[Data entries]
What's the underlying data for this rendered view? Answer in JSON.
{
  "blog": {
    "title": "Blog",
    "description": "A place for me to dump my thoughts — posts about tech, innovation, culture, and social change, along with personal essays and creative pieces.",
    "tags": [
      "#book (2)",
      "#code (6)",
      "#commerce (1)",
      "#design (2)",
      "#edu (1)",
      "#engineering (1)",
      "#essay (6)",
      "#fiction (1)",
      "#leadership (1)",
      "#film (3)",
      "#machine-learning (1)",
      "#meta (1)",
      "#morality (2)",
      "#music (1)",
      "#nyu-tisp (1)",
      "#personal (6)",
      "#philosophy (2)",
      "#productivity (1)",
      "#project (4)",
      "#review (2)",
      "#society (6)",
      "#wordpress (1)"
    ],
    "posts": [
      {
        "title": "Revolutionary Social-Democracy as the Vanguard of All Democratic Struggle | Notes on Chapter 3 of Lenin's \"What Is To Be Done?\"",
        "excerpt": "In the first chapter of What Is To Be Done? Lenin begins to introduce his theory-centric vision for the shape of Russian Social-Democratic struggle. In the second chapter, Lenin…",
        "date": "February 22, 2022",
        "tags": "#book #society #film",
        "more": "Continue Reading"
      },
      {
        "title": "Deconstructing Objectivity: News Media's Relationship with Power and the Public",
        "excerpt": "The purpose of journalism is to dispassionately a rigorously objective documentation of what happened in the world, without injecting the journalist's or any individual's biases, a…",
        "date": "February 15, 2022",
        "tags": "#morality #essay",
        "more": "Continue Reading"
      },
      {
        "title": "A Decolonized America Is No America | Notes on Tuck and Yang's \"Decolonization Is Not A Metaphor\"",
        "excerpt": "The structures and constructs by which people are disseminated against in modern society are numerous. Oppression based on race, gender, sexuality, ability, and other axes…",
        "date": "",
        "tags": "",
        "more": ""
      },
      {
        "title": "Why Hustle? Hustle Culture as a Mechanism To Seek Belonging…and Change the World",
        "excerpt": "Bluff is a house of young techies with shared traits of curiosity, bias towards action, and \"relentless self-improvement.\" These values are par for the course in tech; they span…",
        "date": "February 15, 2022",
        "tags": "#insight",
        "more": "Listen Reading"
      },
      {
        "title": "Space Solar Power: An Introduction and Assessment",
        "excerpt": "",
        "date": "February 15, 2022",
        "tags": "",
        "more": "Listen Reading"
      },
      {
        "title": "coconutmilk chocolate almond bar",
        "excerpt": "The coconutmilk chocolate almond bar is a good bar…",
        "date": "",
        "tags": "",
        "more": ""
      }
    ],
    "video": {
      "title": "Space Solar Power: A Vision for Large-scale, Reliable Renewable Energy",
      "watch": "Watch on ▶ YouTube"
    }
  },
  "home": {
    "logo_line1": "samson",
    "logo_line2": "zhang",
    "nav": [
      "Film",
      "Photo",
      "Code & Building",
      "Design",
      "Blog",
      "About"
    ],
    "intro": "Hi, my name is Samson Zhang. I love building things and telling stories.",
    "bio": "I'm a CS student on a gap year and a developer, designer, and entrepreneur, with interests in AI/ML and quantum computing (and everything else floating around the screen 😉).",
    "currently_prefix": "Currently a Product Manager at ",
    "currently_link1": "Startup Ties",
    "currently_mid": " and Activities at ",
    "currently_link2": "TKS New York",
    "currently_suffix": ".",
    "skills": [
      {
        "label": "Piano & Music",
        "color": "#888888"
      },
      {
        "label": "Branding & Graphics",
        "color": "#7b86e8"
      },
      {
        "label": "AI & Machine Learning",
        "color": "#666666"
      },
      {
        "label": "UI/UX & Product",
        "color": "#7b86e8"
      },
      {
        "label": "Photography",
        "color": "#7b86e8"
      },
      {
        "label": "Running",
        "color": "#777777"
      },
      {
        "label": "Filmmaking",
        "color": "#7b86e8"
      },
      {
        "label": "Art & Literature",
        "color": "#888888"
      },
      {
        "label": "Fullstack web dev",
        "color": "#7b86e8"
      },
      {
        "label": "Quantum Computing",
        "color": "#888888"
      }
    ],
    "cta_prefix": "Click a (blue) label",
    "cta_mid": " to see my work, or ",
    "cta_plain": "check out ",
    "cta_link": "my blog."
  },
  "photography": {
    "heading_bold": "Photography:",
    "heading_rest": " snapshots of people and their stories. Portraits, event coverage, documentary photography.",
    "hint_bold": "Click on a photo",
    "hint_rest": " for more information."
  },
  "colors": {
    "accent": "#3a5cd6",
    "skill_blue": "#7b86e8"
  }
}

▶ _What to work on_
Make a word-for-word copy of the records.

▶ _Exercise response_
What's the underlying data for this rendered view? Answer in JSON.
{
  "blog": {
    "title": "Blog",
    "description": "A place for me to dump my thoughts — posts about tech, innovation, culture, and social change, along with personal essays and creative pieces.",
    "tags": [
      "#book (2)",
      "#code (6)",
      "#commerce (1)",
      "#design (2)",
      "#edu (1)",
      "#engineering (1)",
      "#essay (6)",
      "#fiction (1)",
      "#leadership (1)",
      "#film (3)",
      "#machine-learning (1)",
      "#meta (1)",
      "#morality (2)",
      "#music (1)",
      "#nyu-tisp (1)",
      "#personal (6)",
      "#philosophy (2)",
      "#productivity (1)",
      "#project (4)",
      "#review (2)",
      "#society (6)",
      "#wordpress (1)"
    ],
    "posts": [
      {
        "title": "Revolutionary Social-Democracy as the Vanguard of All Democratic Struggle | Notes on Chapter 3 of Lenin's \"What Is To Be Done?\"",
        "excerpt": "In the first chapter of What Is To Be Done? Lenin begins to introduce his theory-centric vision for the shape of Russian Social-Democratic struggle. In the second chapter, Lenin…",
        "date": "February 22, 2022",
        "tags": "#book #society #film",
        "more": "Continue Reading"
      },
      {
        "title": "Deconstructing Objectivity: News Media's Relationship with Power and the Public",
        "excerpt": "The purpose of journalism is to dispassionately a rigorously objective documentation of what happened in the world, without injecting the journalist's or any individual's biases, a…",
        "date": "February 15, 2022",
        "tags": "#morality #essay",
        "more": "Continue Reading"
      },
      {
        "title": "A Decolonized America Is No America | Notes on Tuck and Yang's \"Decolonization Is Not A Metaphor\"",
        "excerpt": "The structures and constructs by which people are disseminated against in modern society are numerous. Oppression based on race, gender, sexuality, ability, and other axes…",
        "date": "",
        "tags": "",
        "more": ""
      },
      {
        "title": "Why Hustle? Hustle Culture as a Mechanism To Seek Belonging…and Change the World",
        "excerpt": "Bluff is a house of young techies with shared traits of curiosity, bias towards action, and \"relentless self-improvement.\" These values are par for the course in tech; they span…",
        "date": "February 15, 2022",
        "tags": "#insight",
        "more": "Listen Reading"
      },
      {
        "title": "Space Solar Power: An Introduction and Assessment",
        "excerpt": "",
        "date": "February 15, 2022",
        "tags": "",
        "more": "Listen Reading"
      },
      {
        "title": "coconutmilk chocolate almond bar",
        "excerpt": "The coconutmilk chocolate almond bar is a good bar…",
        "date": "",
        "tags": "",
        "more": ""
      }
    ],
    "video": {
      "title": "Space Solar Power: A Vision for Large-scale, Reliable Renewable Energy",
      "watch": "Watch on ▶ YouTube"
    }
  },
  "home": {
    "logo_line1": "samson",
    "logo_line2": "zhang",
    "nav": [
      "Film",
      "Photo",
      "Code & Building",
      "Design",
      "Blog",
      "About"
    ],
    "intro": "Hi, my name is Samson Zhang. I love building things and telling stories.",
    "bio": "I'm a CS student on a gap year and a developer, designer, and entrepreneur, with interests in AI/ML and quantum computing (and everything else floating around the screen 😉).",
    "currently_prefix": "Currently a Product Manager at ",
    "currently_link1": "Startup Ties",
    "currently_mid": " and Activities at ",
    "currently_link2": "TKS New York",
    "currently_suffix": ".",
    "skills": [
      {
        "label": "Piano & Music",
        "color": "#888888"
      },
      {
        "label": "Branding & Graphics",
        "color": "#7b86e8"
      },
      {
        "label": "AI & Machine Learning",
        "color": "#666666"
      },
      {
        "label": "UI/UX & Product",
        "color": "#7b86e8"
      },
      {
        "label": "Photography",
        "color": "#7b86e8"
      },
      {
        "label": "Running",
        "color": "#777777"
      },
      {
        "label": "Filmmaking",
        "color": "#7b86e8"
      },
      {
        "label": "Art & Literature",
        "color": "#888888"
      },
      {
        "label": "Fullstack web dev",
        "color": "#7b86e8"
      },
      {
        "label": "Quantum Computing",
        "color": "#888888"
      }
    ],
    "cta_prefix": "Click a (blue) label",
    "cta_mid": " to see my work, or ",
    "cta_plain": "check out ",
    "cta_link": "my blog."
  },
  "photography": {
    "heading_bold": "Photography:",
    "heading_rest": " snapshots of people and their stories. Portraits, event coverage, documentary photography.",
    "hint_bold": "Click on a photo",
    "hint_rest": " for more information."
  },
  "colors": {
    "accent": "#3a5cd6",
    "skill_blue": "#7b86e8"
  }
}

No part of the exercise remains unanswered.